In his “Letter from a Birmingham Jail,” Dr. Martin Luther King, Jr. says that time is neutral, and humanity moves forward not because of benevolent historical forces but because some individuals have worked to radically change their environments within their lifetimes. In effect, he is saying that mankind is revolutionary, not evolutionary. One can expand this thesis to repudiate Herbert Spencer’s Social Darwinism, which teaches that human relations are based on the principle of the “survival of the fittest.” Social Darwinists hold that white Anglo-Saxon Protestants dominate society because they are genetically superior to other races and will eventually achieve victory over all other people.

According to King’s theory, WASPs hold power and privilege not because of genetic superiority but because they have taken positive action to get it and to exclude other people from sharing their wealth. Blacks have inferior social status only because of their restrictive social environment and their previous unwillingness to revolt against the power structure and demand change. Whites’ current power is no justification for their continued power because such relations are fluid and dependent on the actions of specific individuals. Distinctions in the genetic makeup of men are minimal compared to distinctions in their actions. It is the man who works, not the man who waits, who achieves happiness.

Problems with my Objectivist Professor

September 15, 2004

The trouble with Objectivists is that they think they’re objective.
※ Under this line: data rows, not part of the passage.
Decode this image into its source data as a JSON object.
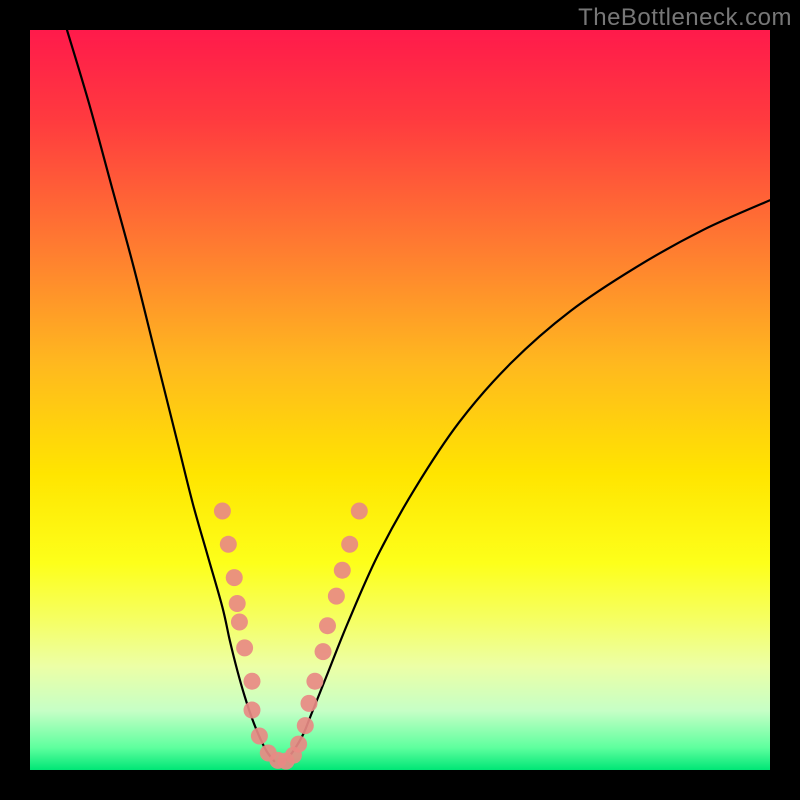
{
  "watermark": "TheBottleneck.com",
  "chart_data": {
    "type": "line",
    "title": "",
    "xlabel": "",
    "ylabel": "",
    "xlim": [
      0,
      100
    ],
    "ylim": [
      0,
      100
    ],
    "grid": false,
    "legend": false,
    "background_gradient": {
      "stops": [
        {
          "offset": 0.0,
          "color": "#ff1a4b"
        },
        {
          "offset": 0.12,
          "color": "#ff3a3f"
        },
        {
          "offset": 0.3,
          "color": "#ff7e30"
        },
        {
          "offset": 0.45,
          "color": "#ffb81f"
        },
        {
          "offset": 0.6,
          "color": "#ffe500"
        },
        {
          "offset": 0.72,
          "color": "#fdff1a"
        },
        {
          "offset": 0.8,
          "color": "#f5ff66"
        },
        {
          "offset": 0.86,
          "color": "#ecffa6"
        },
        {
          "offset": 0.92,
          "color": "#c6ffc6"
        },
        {
          "offset": 0.97,
          "color": "#5eff9e"
        },
        {
          "offset": 1.0,
          "color": "#00e676"
        }
      ]
    },
    "series": [
      {
        "name": "left-curve",
        "color": "#000000",
        "x": [
          5,
          8,
          11,
          14,
          17,
          20,
          22,
          24,
          26,
          27,
          28,
          29,
          30,
          31,
          32,
          33
        ],
        "y": [
          100,
          90,
          79,
          68,
          56,
          44,
          36,
          29,
          22,
          17.5,
          13.5,
          10,
          7,
          4.5,
          2.5,
          1.2
        ]
      },
      {
        "name": "right-curve",
        "color": "#000000",
        "x": [
          34,
          35,
          36,
          37,
          38,
          40,
          43,
          47,
          52,
          58,
          65,
          73,
          82,
          91,
          100
        ],
        "y": [
          1.0,
          1.8,
          3.2,
          5.0,
          7.5,
          12.5,
          20,
          29,
          38,
          47,
          55,
          62,
          68,
          73,
          77
        ]
      }
    ],
    "scatter": {
      "name": "highlight-points",
      "color": "#e88a84",
      "points": [
        {
          "x": 26.0,
          "y": 35.0
        },
        {
          "x": 26.8,
          "y": 30.5
        },
        {
          "x": 27.6,
          "y": 26.0
        },
        {
          "x": 28.0,
          "y": 22.5
        },
        {
          "x": 28.3,
          "y": 20.0
        },
        {
          "x": 29.0,
          "y": 16.5
        },
        {
          "x": 30.0,
          "y": 12.0
        },
        {
          "x": 30.0,
          "y": 8.1
        },
        {
          "x": 31.0,
          "y": 4.6
        },
        {
          "x": 32.2,
          "y": 2.3
        },
        {
          "x": 33.5,
          "y": 1.3
        },
        {
          "x": 34.6,
          "y": 1.2
        },
        {
          "x": 35.6,
          "y": 2.0
        },
        {
          "x": 36.3,
          "y": 3.5
        },
        {
          "x": 37.2,
          "y": 6.0
        },
        {
          "x": 37.7,
          "y": 9.0
        },
        {
          "x": 38.5,
          "y": 12.0
        },
        {
          "x": 39.6,
          "y": 16.0
        },
        {
          "x": 40.2,
          "y": 19.5
        },
        {
          "x": 41.4,
          "y": 23.5
        },
        {
          "x": 42.2,
          "y": 27.0
        },
        {
          "x": 43.2,
          "y": 30.5
        },
        {
          "x": 44.5,
          "y": 35.0
        }
      ]
    }
  }
}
This is a special problem because one of this school’s (Objectivism’s) most unique traits is its misinterpretation of certain terms, movements, institutions, and philosophers. Half of the work I do for Philosophy 56S (named “Reason, Virtue, and Rights in History” but actually an exercise in indoctrination) is checking my professor’s distortions of the truth. Dr. Gary Hull is a leading member of the Ayn Rand Institute and an editor of her books, and he has already given us a logically frivolous proof against the existence of God, lies about the teachings of major religions, Aristotle, and Immanuel Kant, and a misrepresentation of the state of philosophy during the Middle Ages. Part of the problem is that he isn’t a real Philosophy teacher; he used his pull in the academic world to snag this class against the will of the Philosophy Department. I don’t mind having such an adversarial teacher because he inspires me to do research which makes my faith stronger, but he sometimes frustrates me. Henceforth, I will research each professor before I decide to spend a semester with him.

I’m sure that I’m not the only person who has experienced this dilemma. To my friends experiencing the same, I say: keep your faith, and check your sources. We must be wary of people who base sound logic on unsound facts.
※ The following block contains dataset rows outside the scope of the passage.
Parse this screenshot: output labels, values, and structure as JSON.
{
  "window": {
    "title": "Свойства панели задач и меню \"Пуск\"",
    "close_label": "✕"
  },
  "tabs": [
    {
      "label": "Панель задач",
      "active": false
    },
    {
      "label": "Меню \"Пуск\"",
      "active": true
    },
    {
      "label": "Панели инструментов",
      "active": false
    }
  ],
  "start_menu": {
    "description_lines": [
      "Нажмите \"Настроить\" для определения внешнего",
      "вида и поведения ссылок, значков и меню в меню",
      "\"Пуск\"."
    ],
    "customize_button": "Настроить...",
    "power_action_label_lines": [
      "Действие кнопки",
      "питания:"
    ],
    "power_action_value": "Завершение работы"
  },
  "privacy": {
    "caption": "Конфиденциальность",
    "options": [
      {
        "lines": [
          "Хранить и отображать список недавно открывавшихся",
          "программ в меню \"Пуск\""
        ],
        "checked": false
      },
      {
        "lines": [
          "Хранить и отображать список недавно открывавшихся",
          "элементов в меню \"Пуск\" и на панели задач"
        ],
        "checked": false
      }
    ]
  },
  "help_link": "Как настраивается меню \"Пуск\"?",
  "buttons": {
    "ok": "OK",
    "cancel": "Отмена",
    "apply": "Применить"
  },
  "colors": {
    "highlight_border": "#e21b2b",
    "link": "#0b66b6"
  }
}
Response to “Apology”

September 13, 2004

Socrates’s argument in the Apology that exile is not a feasible punishment for him is an unjustified repudiation of his filial responsibilities. When he took a wife and produced children, Socrates assumed the responsibility to provide care for them. As long as they are his dependents, he must do everything within the bounds of morality to help them. In exile, he can provide masculine, paternal support and education to his house. To abandon his family is to break his agreement with them and to commit a sin of omission.

At one point, Socrates protests this option by saying people would speak ill of him if he left the state which raised him, and that no other place would accommodate him as much as Athens did. This argument is inconsistent with Socrates’s own philosophy; at the beginning of Crito, he states that a man must always do the right thing no matter what other people say. In this situation, taking exile is the most moral choice, so he must take it regardless of the grumbling of men.

My claim is also consistent with Socrates’s theory of the social contract. During that discourse, he compares Athens to a loving parent: “We have given you birth, nurtured you, educated you; we have given you and all other citizens a share of all the good things we could.” To him, disobedience to the state is like disobedience to the family. This metaphor shows that he considers the filial contract important; thus, he should honor his own. Accepting exile would not break his contract with Athens, either, for it would give him the sentence. It is Socrates’s most moral choice.